Please visit for more information on upcoming events, pictures and information on the organization.

A special thank you to all supporters and sponsors.

For original article: Know Your Culture dance group holds second annual cultural gala | Dominica News Online.


Thousands celebrate Emancipation Day at National Park

Thousands of Guyanese made the annual journey to the National Park to celebrate Emancipation Day yesterday. And this year, things were to be spiced up given celebrations for International Year for People of African Descent. The rains, however, marred attendance.
Many dressed in flambouyant African wear, while others dressed casually for the day out – mostly geared towards the cultural show. This was despite the fact that it rained for most of the morning, and the weather remained cloudy for the rest of the day.
The activity is held every year by the African Cultural Development Association, ACDA. President Bharrat Jagdeo, Prime Minister Samuel Hinds and his wife Yvonne, Presidential Candidates of the main political parties, Georgetown Mayor Hamilton Green, and members of the Diplomatic Corp were on hand for the celebrations.
While the cultural programme was being staged, President Jagdeo and Presidential Candidate of the ruling PPP, Donald Ramotar, greeted those who were in the National Park.
African drumming helped to create a lively atmosphere as patrons either tried to get African foods, African-inspired jewelry, craft, and even literature.
The celebrations organized by ACDA were held within the theme of the United Nations International Year for People of African Descent (IYPAD): “Recognition, Justice, and Development” for our Emancipation Festival.” ACDA added the sub-theme “Re-uniting the African Family” to add focus to this year’s celebrations.
Ghana, which was the first country south of the Equator to gain Independence from Colonial rule in 1957 and also the first African country on the Continent of Africa to celebrate  Emancipation, also used the theme “Re-uniting the African Family” as both its Emancipation and IYPAD themes.
Every year, ACDA chooses one African country to celebrate, but this year decided to capture inspiration from all 54 African countries.
“The celebration of Mother Africa underscores the reality that Africans were brutally dispersed throughout the World during the Arab and European slave trades and most Africans in the Diaspora cannot be sure of which African country their fore parents and ancestors lived in,” ACDA said.
ACDA also stepped away from its tradition of recognizing one African village for the Emancipation celebrations and instead decided to celebrate the more than 100 villages bought by African ancestors after Emancipation.
A visiting Mexican Folk Dance Group also performed at yesterday’s ceremony, much to the delight of the crowd.

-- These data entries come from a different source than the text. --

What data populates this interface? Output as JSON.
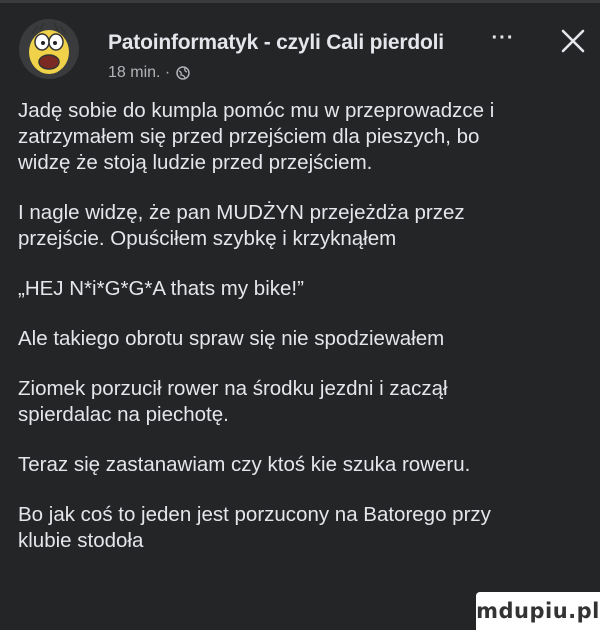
{
  "post": {
    "author": "Patoinformatyk - czyli Cali pierdoli",
    "time": "18 min. ·",
    "more_label": "···",
    "paragraphs": [
      [
        "Jadę sobie do kumpla pomóc mu w przeprowadzce i",
        "zatrzymałem się przed przejściem dla pieszych, bo",
        "widzę że stoją ludzie przed przejściem."
      ],
      [
        "I nagle widzę, że pan MUDŻYN przejeżdża przez",
        "przejście. Opuściłem szybkę i krzyknąłem"
      ],
      [
        "„HEJ N*i*G*G*A thats my bike!”"
      ],
      [
        "Ale takiego obrotu spraw się nie spodziewałem"
      ],
      [
        "Ziomek porzucił rower na środku jezdni i zaczął",
        "spierdalac na piechotę."
      ],
      [
        "Teraz się zastanawiam czy ktoś kie szuka roweru."
      ],
      [
        "Bo jak coś to jeden jest porzucony na Batorego przy",
        "klubie stodoła"
      ]
    ]
  },
  "icons": {
    "avatar": "avatar",
    "globe": "globe-icon",
    "more": "more-icon",
    "close": "close-icon"
  },
  "watermark": "mdupiu.pl",
  "colors": {
    "background": "#242526",
    "text": "#e4e6eb",
    "muted": "#b0b3b8"
  }
}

For original article: Thousands celebrate Emancipation Day at National Park : Kaieteur News.


African Heritage Celebrated

The President of the St. Andrew’s Development Organization (SADO), Martha Bowen, has reminded Grenadians of the importance of celebrating their African heritage.

“We must keep that flame burning,’’ Bowen said August 1 at the SADO-sponsored 2011 Emancipation Day celebrations and Rainbow City Festival in St. Andrew.

Emancipation Day commemorates the official proclamation of 1838 when enslaved Africans working on sugar plantations in Grenada and other British colonies in the Caribbean were granted their freedom from chattel slavery.

According to Bowen, Emancipation gave the fore-parents of today’s Africans “the freedom to express themselves and to practice all their customs and traditions.’’

She added that the customs and traditions are now part of “our culture. It is part of us, even though we may be influenced by outside culture. We still have to hold on to what is unique – our African roots.’’

Emancipation Day included a march around the Town of Grenville, a cultural show and an exhibition of locally made craft, clothing, food and drinks at the Grenville Car Park.

Bowen said the event “remains an exhibition of our Grenadian culture centered around Emancipation.’’

Among the hundreds from St. Andrew and across Grenada who attended the August 1 celebration of Emancipation was MP for St. Patrick East, Prime Minister Hon. Tillman Thomas.

The theme of the Rainbow City activities was, “Celebrating our African Heritage with the Spirit of Emancipation”.

For original article: » African Heritage Celebrated.